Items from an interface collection

══════════

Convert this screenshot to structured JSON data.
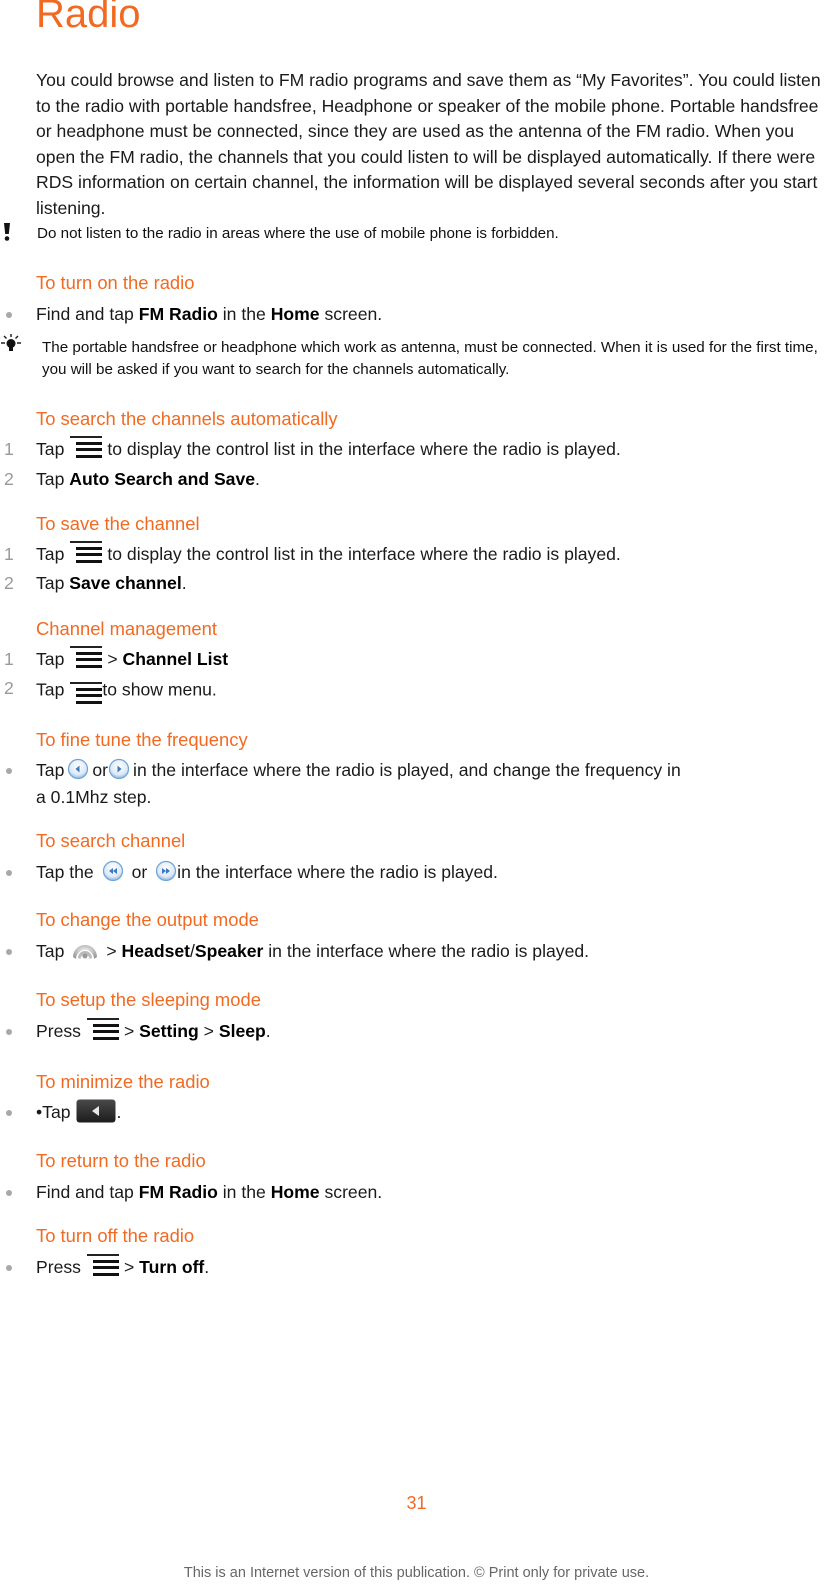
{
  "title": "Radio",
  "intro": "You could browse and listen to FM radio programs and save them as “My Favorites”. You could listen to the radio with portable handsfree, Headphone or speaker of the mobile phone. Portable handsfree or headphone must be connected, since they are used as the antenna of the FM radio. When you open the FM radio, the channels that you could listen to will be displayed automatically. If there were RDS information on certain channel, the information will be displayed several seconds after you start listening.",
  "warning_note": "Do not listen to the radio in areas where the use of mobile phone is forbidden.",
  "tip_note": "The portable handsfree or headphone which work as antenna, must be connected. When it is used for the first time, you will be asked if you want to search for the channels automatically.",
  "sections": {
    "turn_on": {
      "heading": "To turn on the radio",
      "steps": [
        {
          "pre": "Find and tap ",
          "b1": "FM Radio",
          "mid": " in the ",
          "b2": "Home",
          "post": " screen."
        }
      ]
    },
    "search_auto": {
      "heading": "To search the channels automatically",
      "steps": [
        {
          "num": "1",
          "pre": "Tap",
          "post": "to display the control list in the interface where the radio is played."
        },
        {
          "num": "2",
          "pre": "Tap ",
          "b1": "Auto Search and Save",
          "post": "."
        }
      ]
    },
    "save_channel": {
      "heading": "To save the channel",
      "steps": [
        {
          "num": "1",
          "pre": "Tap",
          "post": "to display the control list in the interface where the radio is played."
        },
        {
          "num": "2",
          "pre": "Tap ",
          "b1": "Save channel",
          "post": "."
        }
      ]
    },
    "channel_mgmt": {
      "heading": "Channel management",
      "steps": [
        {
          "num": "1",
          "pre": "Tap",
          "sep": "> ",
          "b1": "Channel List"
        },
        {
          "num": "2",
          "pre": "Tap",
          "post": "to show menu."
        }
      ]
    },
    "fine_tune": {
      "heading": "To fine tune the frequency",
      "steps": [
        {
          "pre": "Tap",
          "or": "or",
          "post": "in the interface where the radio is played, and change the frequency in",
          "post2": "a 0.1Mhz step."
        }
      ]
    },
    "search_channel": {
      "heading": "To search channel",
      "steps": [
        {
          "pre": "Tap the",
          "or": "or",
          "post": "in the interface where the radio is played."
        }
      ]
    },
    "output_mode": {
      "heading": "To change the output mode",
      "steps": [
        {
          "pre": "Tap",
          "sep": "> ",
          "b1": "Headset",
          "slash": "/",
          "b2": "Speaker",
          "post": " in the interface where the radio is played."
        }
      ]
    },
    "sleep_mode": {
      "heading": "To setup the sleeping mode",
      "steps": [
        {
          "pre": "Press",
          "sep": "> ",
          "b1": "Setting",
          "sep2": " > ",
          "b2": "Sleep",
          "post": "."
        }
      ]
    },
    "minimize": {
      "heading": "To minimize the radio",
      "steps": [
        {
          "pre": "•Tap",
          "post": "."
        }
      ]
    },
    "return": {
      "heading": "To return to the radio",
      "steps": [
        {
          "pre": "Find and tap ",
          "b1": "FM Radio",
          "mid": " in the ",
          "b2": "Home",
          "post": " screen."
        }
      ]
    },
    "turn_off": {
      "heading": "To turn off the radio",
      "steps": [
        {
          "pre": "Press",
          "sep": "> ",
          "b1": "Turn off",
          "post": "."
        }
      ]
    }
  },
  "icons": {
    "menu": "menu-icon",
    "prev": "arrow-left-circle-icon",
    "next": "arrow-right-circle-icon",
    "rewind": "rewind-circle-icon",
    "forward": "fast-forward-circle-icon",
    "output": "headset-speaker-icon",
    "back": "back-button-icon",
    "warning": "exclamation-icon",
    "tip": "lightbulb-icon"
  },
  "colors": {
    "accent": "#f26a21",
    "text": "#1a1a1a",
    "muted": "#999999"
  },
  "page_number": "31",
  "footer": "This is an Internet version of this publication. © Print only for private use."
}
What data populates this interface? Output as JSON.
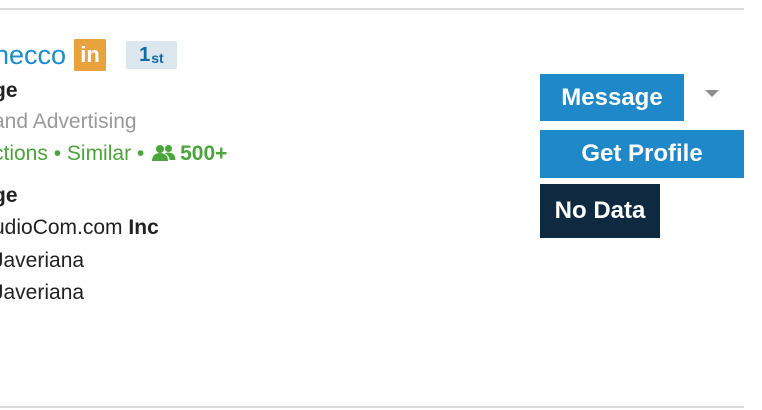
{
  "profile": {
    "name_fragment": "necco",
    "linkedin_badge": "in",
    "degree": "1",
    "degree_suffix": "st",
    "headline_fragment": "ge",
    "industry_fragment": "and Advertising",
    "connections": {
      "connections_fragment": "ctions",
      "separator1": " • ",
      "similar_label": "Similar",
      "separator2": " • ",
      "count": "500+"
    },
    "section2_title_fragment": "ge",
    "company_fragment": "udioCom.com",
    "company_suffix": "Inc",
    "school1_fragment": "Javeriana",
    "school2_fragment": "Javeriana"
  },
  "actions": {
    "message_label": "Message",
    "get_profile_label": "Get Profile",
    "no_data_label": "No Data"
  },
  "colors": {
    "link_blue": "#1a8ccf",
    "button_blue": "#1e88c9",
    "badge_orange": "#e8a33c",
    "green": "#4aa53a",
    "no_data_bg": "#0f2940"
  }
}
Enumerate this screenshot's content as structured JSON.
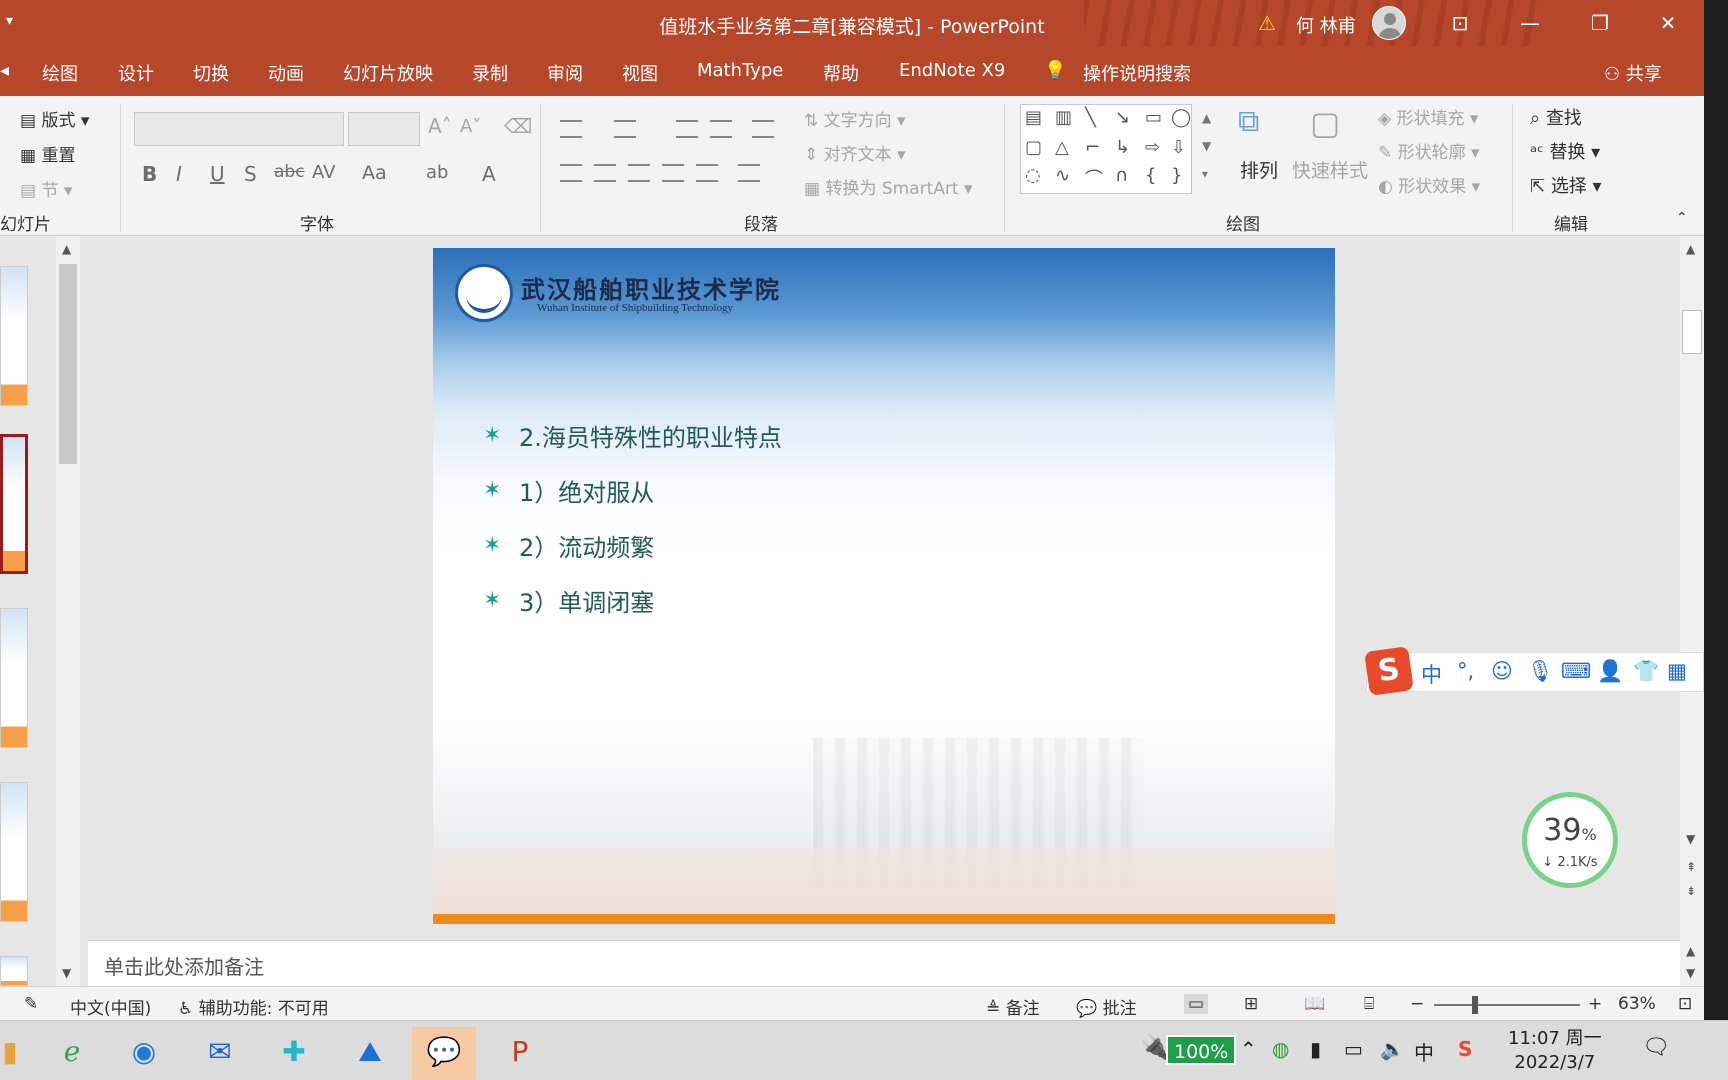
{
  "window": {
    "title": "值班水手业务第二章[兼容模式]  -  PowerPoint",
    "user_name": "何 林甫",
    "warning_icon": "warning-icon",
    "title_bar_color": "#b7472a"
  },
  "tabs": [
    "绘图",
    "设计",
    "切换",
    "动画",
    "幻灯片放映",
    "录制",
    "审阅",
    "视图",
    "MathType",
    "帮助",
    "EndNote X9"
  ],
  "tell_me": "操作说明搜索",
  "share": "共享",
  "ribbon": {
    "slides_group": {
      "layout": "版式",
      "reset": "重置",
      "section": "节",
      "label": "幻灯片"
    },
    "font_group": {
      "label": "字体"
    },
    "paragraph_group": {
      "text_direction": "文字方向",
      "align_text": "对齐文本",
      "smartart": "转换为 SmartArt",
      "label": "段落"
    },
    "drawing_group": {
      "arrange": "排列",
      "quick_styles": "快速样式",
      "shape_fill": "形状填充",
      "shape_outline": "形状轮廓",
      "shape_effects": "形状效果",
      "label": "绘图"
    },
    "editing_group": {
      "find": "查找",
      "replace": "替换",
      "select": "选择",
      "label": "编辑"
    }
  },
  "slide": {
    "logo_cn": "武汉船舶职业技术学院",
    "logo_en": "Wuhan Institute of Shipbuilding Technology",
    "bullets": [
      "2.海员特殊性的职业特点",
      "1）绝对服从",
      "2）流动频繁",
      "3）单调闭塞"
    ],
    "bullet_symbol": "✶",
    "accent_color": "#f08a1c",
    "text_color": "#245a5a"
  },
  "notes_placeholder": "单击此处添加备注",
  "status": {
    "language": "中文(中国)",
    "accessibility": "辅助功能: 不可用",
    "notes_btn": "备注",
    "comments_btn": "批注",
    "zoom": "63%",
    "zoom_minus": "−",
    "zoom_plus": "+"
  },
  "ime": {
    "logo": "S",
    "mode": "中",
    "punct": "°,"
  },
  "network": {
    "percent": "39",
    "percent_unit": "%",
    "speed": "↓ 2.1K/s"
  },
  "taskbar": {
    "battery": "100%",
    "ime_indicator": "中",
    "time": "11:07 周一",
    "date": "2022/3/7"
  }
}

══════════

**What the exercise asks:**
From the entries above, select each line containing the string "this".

**Task answer:**
Convert this screenshot to structured JSON data.
  "footer": "This is an Internet version of this publication. © Print only for private use."
What data populates this interface? Output as JSON.
Enumerate this screenshot's content as structured JSON.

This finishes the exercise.